**What you should do**:
Every record must come back exactly as given.

[Records shown — start]

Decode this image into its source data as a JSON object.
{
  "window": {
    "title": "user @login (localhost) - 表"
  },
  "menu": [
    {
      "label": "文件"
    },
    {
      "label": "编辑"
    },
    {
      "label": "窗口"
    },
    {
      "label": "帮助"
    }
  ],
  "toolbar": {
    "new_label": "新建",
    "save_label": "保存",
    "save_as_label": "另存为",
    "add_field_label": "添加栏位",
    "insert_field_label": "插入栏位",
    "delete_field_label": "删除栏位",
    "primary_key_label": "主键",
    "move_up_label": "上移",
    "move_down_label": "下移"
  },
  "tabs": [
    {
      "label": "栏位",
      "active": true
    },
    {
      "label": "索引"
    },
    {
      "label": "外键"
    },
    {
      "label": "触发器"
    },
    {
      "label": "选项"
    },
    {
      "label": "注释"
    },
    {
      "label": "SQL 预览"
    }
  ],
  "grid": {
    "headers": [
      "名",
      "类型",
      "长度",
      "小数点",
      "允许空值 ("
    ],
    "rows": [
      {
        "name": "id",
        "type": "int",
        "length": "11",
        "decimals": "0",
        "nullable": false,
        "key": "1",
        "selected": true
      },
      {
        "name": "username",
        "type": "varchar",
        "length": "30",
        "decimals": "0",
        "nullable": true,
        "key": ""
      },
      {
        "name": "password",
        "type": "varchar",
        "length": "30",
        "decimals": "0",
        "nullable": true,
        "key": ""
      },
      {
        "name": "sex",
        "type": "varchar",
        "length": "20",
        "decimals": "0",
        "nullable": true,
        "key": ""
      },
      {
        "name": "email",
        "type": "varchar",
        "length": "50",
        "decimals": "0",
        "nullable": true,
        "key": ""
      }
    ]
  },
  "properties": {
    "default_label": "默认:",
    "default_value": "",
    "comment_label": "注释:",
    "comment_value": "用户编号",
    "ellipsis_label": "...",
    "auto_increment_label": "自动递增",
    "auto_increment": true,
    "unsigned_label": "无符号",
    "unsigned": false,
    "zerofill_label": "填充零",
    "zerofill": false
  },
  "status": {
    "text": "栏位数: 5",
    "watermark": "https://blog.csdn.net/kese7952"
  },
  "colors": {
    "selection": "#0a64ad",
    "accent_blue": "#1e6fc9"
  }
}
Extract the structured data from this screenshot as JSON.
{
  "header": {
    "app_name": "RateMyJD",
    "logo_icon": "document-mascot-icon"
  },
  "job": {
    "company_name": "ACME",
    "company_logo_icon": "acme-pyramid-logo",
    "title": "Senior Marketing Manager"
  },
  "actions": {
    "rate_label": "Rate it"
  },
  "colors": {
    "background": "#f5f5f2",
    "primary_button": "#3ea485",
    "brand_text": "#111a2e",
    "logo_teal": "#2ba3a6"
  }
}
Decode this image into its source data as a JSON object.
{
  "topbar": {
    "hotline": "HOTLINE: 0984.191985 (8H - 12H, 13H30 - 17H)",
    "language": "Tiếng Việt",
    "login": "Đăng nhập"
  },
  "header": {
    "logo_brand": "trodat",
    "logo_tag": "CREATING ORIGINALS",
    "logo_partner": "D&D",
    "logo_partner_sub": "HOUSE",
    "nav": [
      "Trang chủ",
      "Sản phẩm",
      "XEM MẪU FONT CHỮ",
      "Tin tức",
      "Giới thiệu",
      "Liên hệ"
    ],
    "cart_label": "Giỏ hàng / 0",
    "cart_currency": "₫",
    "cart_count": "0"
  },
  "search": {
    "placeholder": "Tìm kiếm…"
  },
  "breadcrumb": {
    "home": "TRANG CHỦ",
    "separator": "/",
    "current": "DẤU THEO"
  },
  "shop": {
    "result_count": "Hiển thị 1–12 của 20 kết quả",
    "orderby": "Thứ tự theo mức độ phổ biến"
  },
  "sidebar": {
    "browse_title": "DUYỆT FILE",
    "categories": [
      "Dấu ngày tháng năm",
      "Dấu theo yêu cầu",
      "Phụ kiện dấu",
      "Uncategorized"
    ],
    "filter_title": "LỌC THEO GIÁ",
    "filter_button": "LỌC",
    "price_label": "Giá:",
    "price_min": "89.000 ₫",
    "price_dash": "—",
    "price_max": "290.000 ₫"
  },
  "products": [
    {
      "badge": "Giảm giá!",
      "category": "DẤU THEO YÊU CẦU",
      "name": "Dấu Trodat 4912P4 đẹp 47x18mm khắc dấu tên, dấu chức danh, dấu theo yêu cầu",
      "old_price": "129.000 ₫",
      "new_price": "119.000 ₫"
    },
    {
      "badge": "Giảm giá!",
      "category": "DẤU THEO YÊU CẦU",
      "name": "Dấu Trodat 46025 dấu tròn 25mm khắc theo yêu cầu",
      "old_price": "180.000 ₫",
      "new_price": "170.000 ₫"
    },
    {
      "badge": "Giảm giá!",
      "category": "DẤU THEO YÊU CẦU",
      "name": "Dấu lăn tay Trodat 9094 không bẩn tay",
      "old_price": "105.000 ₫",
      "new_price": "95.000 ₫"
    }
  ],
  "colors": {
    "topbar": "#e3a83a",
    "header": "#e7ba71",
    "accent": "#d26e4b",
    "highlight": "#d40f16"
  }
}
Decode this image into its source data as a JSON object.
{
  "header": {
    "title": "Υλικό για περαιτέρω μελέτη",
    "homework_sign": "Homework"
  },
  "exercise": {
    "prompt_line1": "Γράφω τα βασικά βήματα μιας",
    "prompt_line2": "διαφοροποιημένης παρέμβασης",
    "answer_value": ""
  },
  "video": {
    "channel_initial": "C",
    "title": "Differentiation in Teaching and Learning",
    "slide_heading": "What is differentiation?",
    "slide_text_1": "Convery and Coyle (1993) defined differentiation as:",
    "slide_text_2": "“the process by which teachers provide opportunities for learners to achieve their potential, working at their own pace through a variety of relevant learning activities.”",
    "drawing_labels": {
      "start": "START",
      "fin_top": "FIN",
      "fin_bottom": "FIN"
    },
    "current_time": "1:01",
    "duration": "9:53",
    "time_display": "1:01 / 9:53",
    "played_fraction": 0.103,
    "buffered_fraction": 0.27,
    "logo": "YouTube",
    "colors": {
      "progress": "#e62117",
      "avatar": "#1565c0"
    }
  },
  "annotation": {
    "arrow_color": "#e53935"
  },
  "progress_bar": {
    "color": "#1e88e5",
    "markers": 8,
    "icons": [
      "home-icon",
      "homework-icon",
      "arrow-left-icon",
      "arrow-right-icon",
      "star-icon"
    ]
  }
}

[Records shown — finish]

**Response for this exercise**:
Decode this image into its source data as a JSON object.
{
  "window": {
    "title": "user @login (localhost) - 表"
  },
  "menu": [
    {
      "label": "文件"
    },
    {
      "label": "编辑"
    },
    {
      "label": "窗口"
    },
    {
      "label": "帮助"
    }
  ],
  "toolbar": {
    "new_label": "新建",
    "save_label": "保存",
    "save_as_label": "另存为",
    "add_field_label": "添加栏位",
    "insert_field_label": "插入栏位",
    "delete_field_label": "删除栏位",
    "primary_key_label": "主键",
    "move_up_label": "上移",
    "move_down_label": "下移"
  },
  "tabs": [
    {
      "label": "栏位",
      "active": true
    },
    {
      "label": "索引"
    },
    {
      "label": "外键"
    },
    {
      "label": "触发器"
    },
    {
      "label": "选项"
    },
    {
      "label": "注释"
    },
    {
      "label": "SQL 预览"
    }
  ],
  "grid": {
    "headers": [
      "名",
      "类型",
      "长度",
      "小数点",
      "允许空值 ("
    ],
    "rows": [
      {
        "name": "id",
        "type": "int",
        "length": "11",
        "decimals": "0",
        "nullable": false,
        "key": "1",
        "selected": true
      },
      {
        "name": "username",
        "type": "varchar",
        "length": "30",
        "decimals": "0",
        "nullable": true,
        "key": ""
      },
      {
        "name": "password",
        "type": "varchar",
        "length": "30",
        "decimals": "0",
        "nullable": true,
        "key": ""
      },
      {
        "name": "sex",
        "type": "varchar",
        "length": "20",
        "decimals": "0",
        "nullable": true,
        "key": ""
      },
      {
        "name": "email",
        "type": "varchar",
        "length": "50",
        "decimals": "0",
        "nullable": true,
        "key": ""
      }
    ]
  },
  "properties": {
    "default_label": "默认:",
    "default_value": "",
    "comment_label": "注释:",
    "comment_value": "用户编号",
    "ellipsis_label": "...",
    "auto_increment_label": "自动递增",
    "auto_increment": true,
    "unsigned_label": "无符号",
    "unsigned": false,
    "zerofill_label": "填充零",
    "zerofill": false
  },
  "status": {
    "text": "栏位数: 5",
    "watermark": "https://blog.csdn.net/kese7952"
  },
  "colors": {
    "selection": "#0a64ad",
    "accent_blue": "#1e6fc9"
  }
}
Extract the structured data from this screenshot as JSON.
{
  "header": {
    "app_name": "RateMyJD",
    "logo_icon": "document-mascot-icon"
  },
  "job": {
    "company_name": "ACME",
    "company_logo_icon": "acme-pyramid-logo",
    "title": "Senior Marketing Manager"
  },
  "actions": {
    "rate_label": "Rate it"
  },
  "colors": {
    "background": "#f5f5f2",
    "primary_button": "#3ea485",
    "brand_text": "#111a2e",
    "logo_teal": "#2ba3a6"
  }
}
Decode this image into its source data as a JSON object.
{
  "topbar": {
    "hotline": "HOTLINE: 0984.191985 (8H - 12H, 13H30 - 17H)",
    "language": "Tiếng Việt",
    "login": "Đăng nhập"
  },
  "header": {
    "logo_brand": "trodat",
    "logo_tag": "CREATING ORIGINALS",
    "logo_partner": "D&D",
    "logo_partner_sub": "HOUSE",
    "nav": [
      "Trang chủ",
      "Sản phẩm",
      "XEM MẪU FONT CHỮ",
      "Tin tức",
      "Giới thiệu",
      "Liên hệ"
    ],
    "cart_label": "Giỏ hàng / 0",
    "cart_currency": "₫",
    "cart_count": "0"
  },
  "search": {
    "placeholder": "Tìm kiếm…"
  },
  "breadcrumb": {
    "home": "TRANG CHỦ",
    "separator": "/",
    "current": "DẤU THEO"
  },
  "shop": {
    "result_count": "Hiển thị 1–12 của 20 kết quả",
    "orderby": "Thứ tự theo mức độ phổ biến"
  },
  "sidebar": {
    "browse_title": "DUYỆT FILE",
    "categories": [
      "Dấu ngày tháng năm",
      "Dấu theo yêu cầu",
      "Phụ kiện dấu",
      "Uncategorized"
    ],
    "filter_title": "LỌC THEO GIÁ",
    "filter_button": "LỌC",
    "price_label": "Giá:",
    "price_min": "89.000 ₫",
    "price_dash": "—",
    "price_max": "290.000 ₫"
  },
  "products": [
    {
      "badge": "Giảm giá!",
      "category": "DẤU THEO YÊU CẦU",
      "name": "Dấu Trodat 4912P4 đẹp 47x18mm khắc dấu tên, dấu chức danh, dấu theo yêu cầu",
      "old_price": "129.000 ₫",
      "new_price": "119.000 ₫"
    },
    {
      "badge": "Giảm giá!",
      "category": "DẤU THEO YÊU CẦU",
      "name": "Dấu Trodat 46025 dấu tròn 25mm khắc theo yêu cầu",
      "old_price": "180.000 ₫",
      "new_price": "170.000 ₫"
    },
    {
      "badge": "Giảm giá!",
      "category": "DẤU THEO YÊU CẦU",
      "name": "Dấu lăn tay Trodat 9094 không bẩn tay",
      "old_price": "105.000 ₫",
      "new_price": "95.000 ₫"
    }
  ],
  "colors": {
    "topbar": "#e3a83a",
    "header": "#e7ba71",
    "accent": "#d26e4b",
    "highlight": "#d40f16"
  }
}
Decode this image into its source data as a JSON object.
{
  "header": {
    "title": "Υλικό για περαιτέρω μελέτη",
    "homework_sign": "Homework"
  },
  "exercise": {
    "prompt_line1": "Γράφω τα βασικά βήματα μιας",
    "prompt_line2": "διαφοροποιημένης παρέμβασης",
    "answer_value": ""
  },
  "video": {
    "channel_initial": "C",
    "title": "Differentiation in Teaching and Learning",
    "slide_heading": "What is differentiation?",
    "slide_text_1": "Convery and Coyle (1993) defined differentiation as:",
    "slide_text_2": "“the process by which teachers provide opportunities for learners to achieve their potential, working at their own pace through a variety of relevant learning activities.”",
    "drawing_labels": {
      "start": "START",
      "fin_top": "FIN",
      "fin_bottom": "FIN"
    },
    "current_time": "1:01",
    "duration": "9:53",
    "time_display": "1:01 / 9:53",
    "played_fraction": 0.103,
    "buffered_fraction": 0.27,
    "logo": "YouTube",
    "colors": {
      "progress": "#e62117",
      "avatar": "#1565c0"
    }
  },
  "annotation": {
    "arrow_color": "#e53935"
  },
  "progress_bar": {
    "color": "#1e88e5",
    "markers": 8,
    "icons": [
      "home-icon",
      "homework-icon",
      "arrow-left-icon",
      "arrow-right-icon",
      "star-icon"
    ]
  }
}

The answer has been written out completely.